> [YOUR TASK]: Write the records out once more. Leave each line exactly as given.

Records from a collection:
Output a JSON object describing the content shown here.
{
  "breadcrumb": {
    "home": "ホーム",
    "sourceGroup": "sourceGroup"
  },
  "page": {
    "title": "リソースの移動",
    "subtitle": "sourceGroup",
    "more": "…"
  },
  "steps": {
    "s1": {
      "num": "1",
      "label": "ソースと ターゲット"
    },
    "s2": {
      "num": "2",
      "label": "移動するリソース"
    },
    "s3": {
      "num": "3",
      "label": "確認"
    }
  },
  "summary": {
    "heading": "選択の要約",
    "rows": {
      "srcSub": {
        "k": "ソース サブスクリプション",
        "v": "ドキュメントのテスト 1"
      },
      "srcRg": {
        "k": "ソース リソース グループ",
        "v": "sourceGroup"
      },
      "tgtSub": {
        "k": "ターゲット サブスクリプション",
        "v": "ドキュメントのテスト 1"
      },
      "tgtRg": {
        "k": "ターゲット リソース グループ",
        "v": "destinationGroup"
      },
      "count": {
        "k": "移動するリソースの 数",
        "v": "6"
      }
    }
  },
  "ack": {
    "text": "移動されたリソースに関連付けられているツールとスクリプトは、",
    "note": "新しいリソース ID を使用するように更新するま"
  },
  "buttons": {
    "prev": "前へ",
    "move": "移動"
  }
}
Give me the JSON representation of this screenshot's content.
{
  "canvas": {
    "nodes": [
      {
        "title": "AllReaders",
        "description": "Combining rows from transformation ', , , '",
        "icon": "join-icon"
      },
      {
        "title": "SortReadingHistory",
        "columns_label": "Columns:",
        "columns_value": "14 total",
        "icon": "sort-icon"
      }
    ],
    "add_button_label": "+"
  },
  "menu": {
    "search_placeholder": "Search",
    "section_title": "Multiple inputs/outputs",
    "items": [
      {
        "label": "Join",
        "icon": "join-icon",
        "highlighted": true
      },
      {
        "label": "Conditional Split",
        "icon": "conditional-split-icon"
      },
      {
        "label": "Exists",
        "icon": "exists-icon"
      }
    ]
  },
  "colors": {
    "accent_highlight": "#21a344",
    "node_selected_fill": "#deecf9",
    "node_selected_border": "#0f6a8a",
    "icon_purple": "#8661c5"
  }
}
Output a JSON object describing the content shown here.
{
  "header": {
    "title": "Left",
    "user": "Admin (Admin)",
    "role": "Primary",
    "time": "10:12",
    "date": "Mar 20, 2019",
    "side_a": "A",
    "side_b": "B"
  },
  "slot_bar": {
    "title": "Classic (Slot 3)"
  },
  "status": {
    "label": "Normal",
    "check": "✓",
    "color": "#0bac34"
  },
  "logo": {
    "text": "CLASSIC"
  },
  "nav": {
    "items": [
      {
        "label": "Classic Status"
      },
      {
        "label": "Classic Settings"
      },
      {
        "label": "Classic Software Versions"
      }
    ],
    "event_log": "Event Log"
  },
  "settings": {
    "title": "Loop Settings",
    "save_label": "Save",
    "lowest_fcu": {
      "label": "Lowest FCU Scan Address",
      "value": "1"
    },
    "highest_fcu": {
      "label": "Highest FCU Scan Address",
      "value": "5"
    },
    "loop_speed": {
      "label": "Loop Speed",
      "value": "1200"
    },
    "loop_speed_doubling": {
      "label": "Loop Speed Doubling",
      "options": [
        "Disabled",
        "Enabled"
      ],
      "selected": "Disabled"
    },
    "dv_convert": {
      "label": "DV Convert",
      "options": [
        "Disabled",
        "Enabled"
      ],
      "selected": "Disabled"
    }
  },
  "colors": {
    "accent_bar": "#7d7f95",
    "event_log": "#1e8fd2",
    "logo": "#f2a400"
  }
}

> [RESULT OF THIS TASK]:
Output a JSON object describing the content shown here.
{
  "breadcrumb": {
    "home": "ホーム",
    "sourceGroup": "sourceGroup"
  },
  "page": {
    "title": "リソースの移動",
    "subtitle": "sourceGroup",
    "more": "…"
  },
  "steps": {
    "s1": {
      "num": "1",
      "label": "ソースと ターゲット"
    },
    "s2": {
      "num": "2",
      "label": "移動するリソース"
    },
    "s3": {
      "num": "3",
      "label": "確認"
    }
  },
  "summary": {
    "heading": "選択の要約",
    "rows": {
      "srcSub": {
        "k": "ソース サブスクリプション",
        "v": "ドキュメントのテスト 1"
      },
      "srcRg": {
        "k": "ソース リソース グループ",
        "v": "sourceGroup"
      },
      "tgtSub": {
        "k": "ターゲット サブスクリプション",
        "v": "ドキュメントのテスト 1"
      },
      "tgtRg": {
        "k": "ターゲット リソース グループ",
        "v": "destinationGroup"
      },
      "count": {
        "k": "移動するリソースの 数",
        "v": "6"
      }
    }
  },
  "ack": {
    "text": "移動されたリソースに関連付けられているツールとスクリプトは、",
    "note": "新しいリソース ID を使用するように更新するま"
  },
  "buttons": {
    "prev": "前へ",
    "move": "移動"
  }
}
Give me the JSON representation of this screenshot's content.
{
  "canvas": {
    "nodes": [
      {
        "title": "AllReaders",
        "description": "Combining rows from transformation ', , , '",
        "icon": "join-icon"
      },
      {
        "title": "SortReadingHistory",
        "columns_label": "Columns:",
        "columns_value": "14 total",
        "icon": "sort-icon"
      }
    ],
    "add_button_label": "+"
  },
  "menu": {
    "search_placeholder": "Search",
    "section_title": "Multiple inputs/outputs",
    "items": [
      {
        "label": "Join",
        "icon": "join-icon",
        "highlighted": true
      },
      {
        "label": "Conditional Split",
        "icon": "conditional-split-icon"
      },
      {
        "label": "Exists",
        "icon": "exists-icon"
      }
    ]
  },
  "colors": {
    "accent_highlight": "#21a344",
    "node_selected_fill": "#deecf9",
    "node_selected_border": "#0f6a8a",
    "icon_purple": "#8661c5"
  }
}
Output a JSON object describing the content shown here.
{
  "header": {
    "title": "Left",
    "user": "Admin (Admin)",
    "role": "Primary",
    "time": "10:12",
    "date": "Mar 20, 2019",
    "side_a": "A",
    "side_b": "B"
  },
  "slot_bar": {
    "title": "Classic (Slot 3)"
  },
  "status": {
    "label": "Normal",
    "check": "✓",
    "color": "#0bac34"
  },
  "logo": {
    "text": "CLASSIC"
  },
  "nav": {
    "items": [
      {
        "label": "Classic Status"
      },
      {
        "label": "Classic Settings"
      },
      {
        "label": "Classic Software Versions"
      }
    ],
    "event_log": "Event Log"
  },
  "settings": {
    "title": "Loop Settings",
    "save_label": "Save",
    "lowest_fcu": {
      "label": "Lowest FCU Scan Address",
      "value": "1"
    },
    "highest_fcu": {
      "label": "Highest FCU Scan Address",
      "value": "5"
    },
    "loop_speed": {
      "label": "Loop Speed",
      "value": "1200"
    },
    "loop_speed_doubling": {
      "label": "Loop Speed Doubling",
      "options": [
        "Disabled",
        "Enabled"
      ],
      "selected": "Disabled"
    },
    "dv_convert": {
      "label": "DV Convert",
      "options": [
        "Disabled",
        "Enabled"
      ],
      "selected": "Disabled"
    }
  },
  "colors": {
    "accent_bar": "#7d7f95",
    "event_log": "#1e8fd2",
    "logo": "#f2a400"
  }
}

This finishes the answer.